Print out the data exactly, keeping every image out of it.

Segment Start: DATA FOR ANALYSIS

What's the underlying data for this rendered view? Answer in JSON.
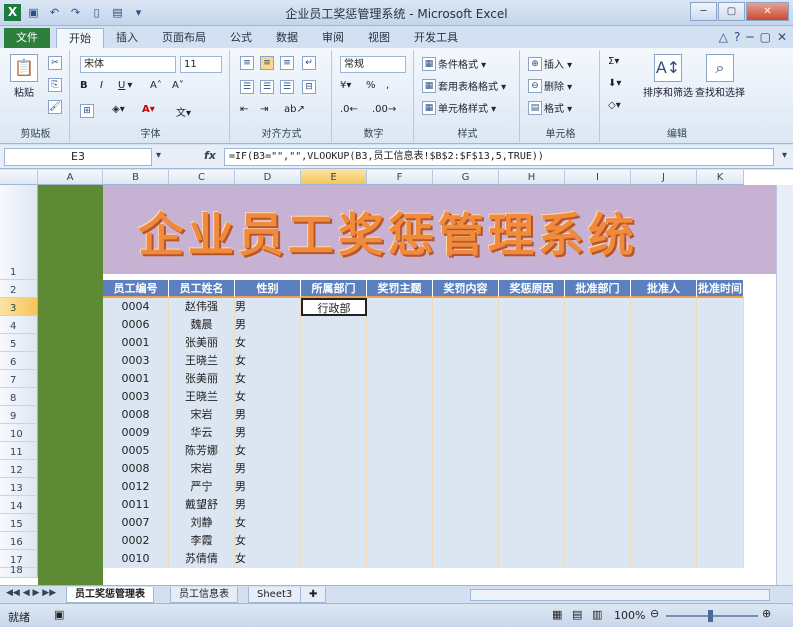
{
  "window": {
    "title": "企业员工奖惩管理系统 - Microsoft Excel",
    "app_icon": "X"
  },
  "tabs": [
    "文件",
    "开始",
    "插入",
    "页面布局",
    "公式",
    "数据",
    "审阅",
    "视图",
    "开发工具"
  ],
  "ribbon": {
    "clipboard": {
      "label": "剪贴板",
      "paste": "粘贴"
    },
    "font": {
      "label": "字体",
      "font_name": "宋体",
      "font_size": "11"
    },
    "alignment": {
      "label": "对齐方式"
    },
    "number": {
      "label": "数字",
      "format": "常规"
    },
    "styles": {
      "label": "样式",
      "items": [
        "条件格式 ▾",
        "套用表格格式 ▾",
        "单元格样式 ▾"
      ]
    },
    "cells": {
      "label": "单元格",
      "items": [
        "插入 ▾",
        "删除 ▾",
        "格式 ▾"
      ]
    },
    "editing": {
      "label": "编辑",
      "sort": "排序和筛选",
      "find": "查找和选择"
    }
  },
  "formula_bar": {
    "name_box": "E3",
    "fx": "fx",
    "formula": "=IF(B3=\"\",\"\",VLOOKUP(B3,员工信息表!$B$2:$F$13,5,TRUE))"
  },
  "columns": [
    "A",
    "B",
    "C",
    "D",
    "E",
    "F",
    "G",
    "H",
    "I",
    "J",
    "K"
  ],
  "rows": [
    "1",
    "2",
    "3",
    "4",
    "5",
    "6",
    "7",
    "8",
    "9",
    "10",
    "11",
    "12",
    "13",
    "14",
    "15",
    "16",
    "17",
    "18"
  ],
  "banner_title": "企业员工奖惩管理系统",
  "table_headers": [
    "员工编号",
    "员工姓名",
    "性别",
    "所属部门",
    "奖罚主题",
    "奖罚内容",
    "奖惩原因",
    "批准部门",
    "批准人",
    "批准时间"
  ],
  "table_rows": [
    [
      "0004",
      "赵伟强",
      "男",
      "行政部"
    ],
    [
      "0006",
      "魏晨",
      "男",
      ""
    ],
    [
      "0001",
      "张美丽",
      "女",
      ""
    ],
    [
      "0003",
      "王晓兰",
      "女",
      ""
    ],
    [
      "0001",
      "张美丽",
      "女",
      ""
    ],
    [
      "0003",
      "王晓兰",
      "女",
      ""
    ],
    [
      "0008",
      "宋岩",
      "男",
      ""
    ],
    [
      "0009",
      "华云",
      "男",
      ""
    ],
    [
      "0005",
      "陈芳娜",
      "女",
      ""
    ],
    [
      "0008",
      "宋岩",
      "男",
      ""
    ],
    [
      "0012",
      "严宁",
      "男",
      ""
    ],
    [
      "0011",
      "戴望舒",
      "男",
      ""
    ],
    [
      "0007",
      "刘静",
      "女",
      ""
    ],
    [
      "0002",
      "李霞",
      "女",
      ""
    ],
    [
      "0010",
      "苏倩倩",
      "女",
      ""
    ]
  ],
  "sheet_tabs": [
    "员工奖惩管理表",
    "员工信息表",
    "Sheet3"
  ],
  "status": {
    "ready": "就绪",
    "zoom": "100%"
  }
}
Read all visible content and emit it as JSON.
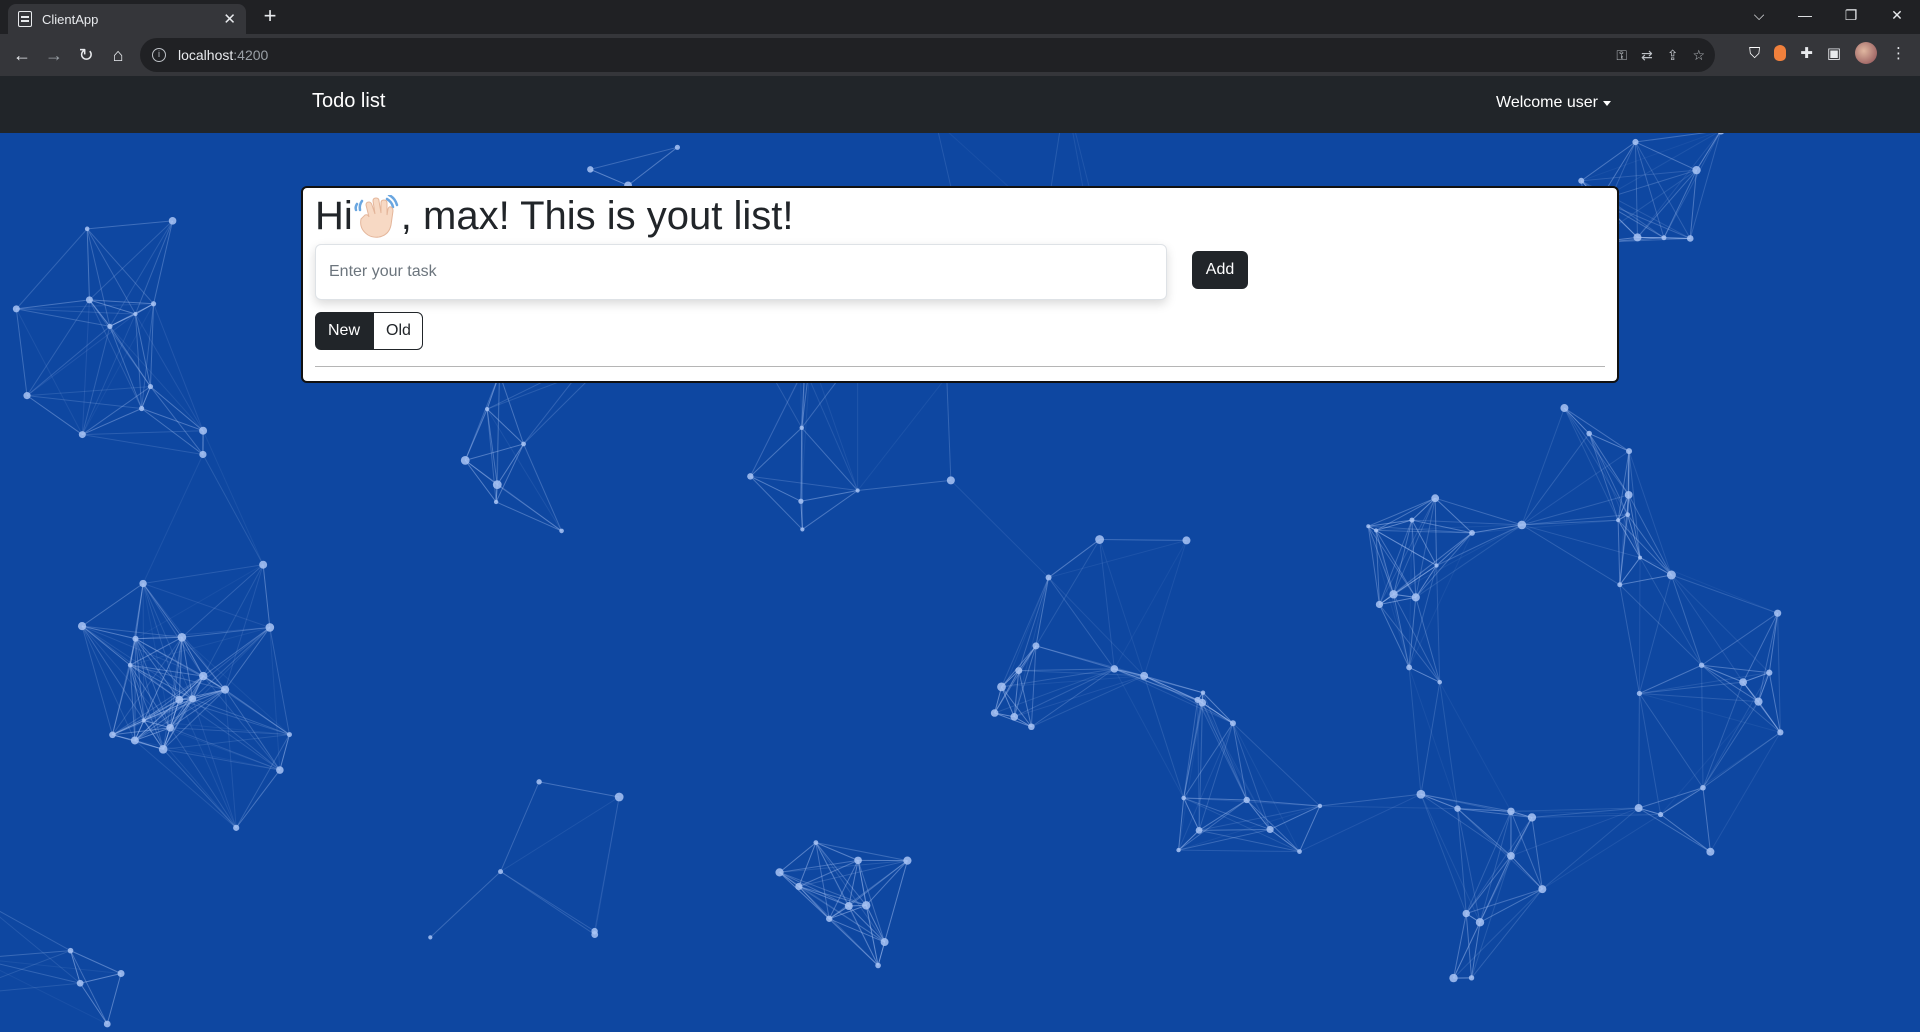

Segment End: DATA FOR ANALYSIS

### [EXERCISE SOLUTION]
What's the underlying data for this rendered view? Answer in JSON.
{
  "window": {
    "title": "企业员工奖惩管理系统 - Microsoft Excel",
    "app_icon": "X"
  },
  "tabs": [
    "文件",
    "开始",
    "插入",
    "页面布局",
    "公式",
    "数据",
    "审阅",
    "视图",
    "开发工具"
  ],
  "ribbon": {
    "clipboard": {
      "label": "剪贴板",
      "paste": "粘贴"
    },
    "font": {
      "label": "字体",
      "font_name": "宋体",
      "font_size": "11"
    },
    "alignment": {
      "label": "对齐方式"
    },
    "number": {
      "label": "数字",
      "format": "常规"
    },
    "styles": {
      "label": "样式",
      "items": [
        "条件格式 ▾",
        "套用表格格式 ▾",
        "单元格样式 ▾"
      ]
    },
    "cells": {
      "label": "单元格",
      "items": [
        "插入 ▾",
        "删除 ▾",
        "格式 ▾"
      ]
    },
    "editing": {
      "label": "编辑",
      "sort": "排序和筛选",
      "find": "查找和选择"
    }
  },
  "formula_bar": {
    "name_box": "E3",
    "fx": "fx",
    "formula": "=IF(B3=\"\",\"\",VLOOKUP(B3,员工信息表!$B$2:$F$13,5,TRUE))"
  },
  "columns": [
    "A",
    "B",
    "C",
    "D",
    "E",
    "F",
    "G",
    "H",
    "I",
    "J",
    "K"
  ],
  "rows": [
    "1",
    "2",
    "3",
    "4",
    "5",
    "6",
    "7",
    "8",
    "9",
    "10",
    "11",
    "12",
    "13",
    "14",
    "15",
    "16",
    "17",
    "18"
  ],
  "banner_title": "企业员工奖惩管理系统",
  "table_headers": [
    "员工编号",
    "员工姓名",
    "性别",
    "所属部门",
    "奖罚主题",
    "奖罚内容",
    "奖惩原因",
    "批准部门",
    "批准人",
    "批准时间"
  ],
  "table_rows": [
    [
      "0004",
      "赵伟强",
      "男",
      "行政部"
    ],
    [
      "0006",
      "魏晨",
      "男",
      ""
    ],
    [
      "0001",
      "张美丽",
      "女",
      ""
    ],
    [
      "0003",
      "王晓兰",
      "女",
      ""
    ],
    [
      "0001",
      "张美丽",
      "女",
      ""
    ],
    [
      "0003",
      "王晓兰",
      "女",
      ""
    ],
    [
      "0008",
      "宋岩",
      "男",
      ""
    ],
    [
      "0009",
      "华云",
      "男",
      ""
    ],
    [
      "0005",
      "陈芳娜",
      "女",
      ""
    ],
    [
      "0008",
      "宋岩",
      "男",
      ""
    ],
    [
      "0012",
      "严宁",
      "男",
      ""
    ],
    [
      "0011",
      "戴望舒",
      "男",
      ""
    ],
    [
      "0007",
      "刘静",
      "女",
      ""
    ],
    [
      "0002",
      "李霞",
      "女",
      ""
    ],
    [
      "0010",
      "苏倩倩",
      "女",
      ""
    ]
  ],
  "sheet_tabs": [
    "员工奖惩管理表",
    "员工信息表",
    "Sheet3"
  ],
  "status": {
    "ready": "就绪",
    "zoom": "100%"
  }
}
Read all visible content and emit it as JSON.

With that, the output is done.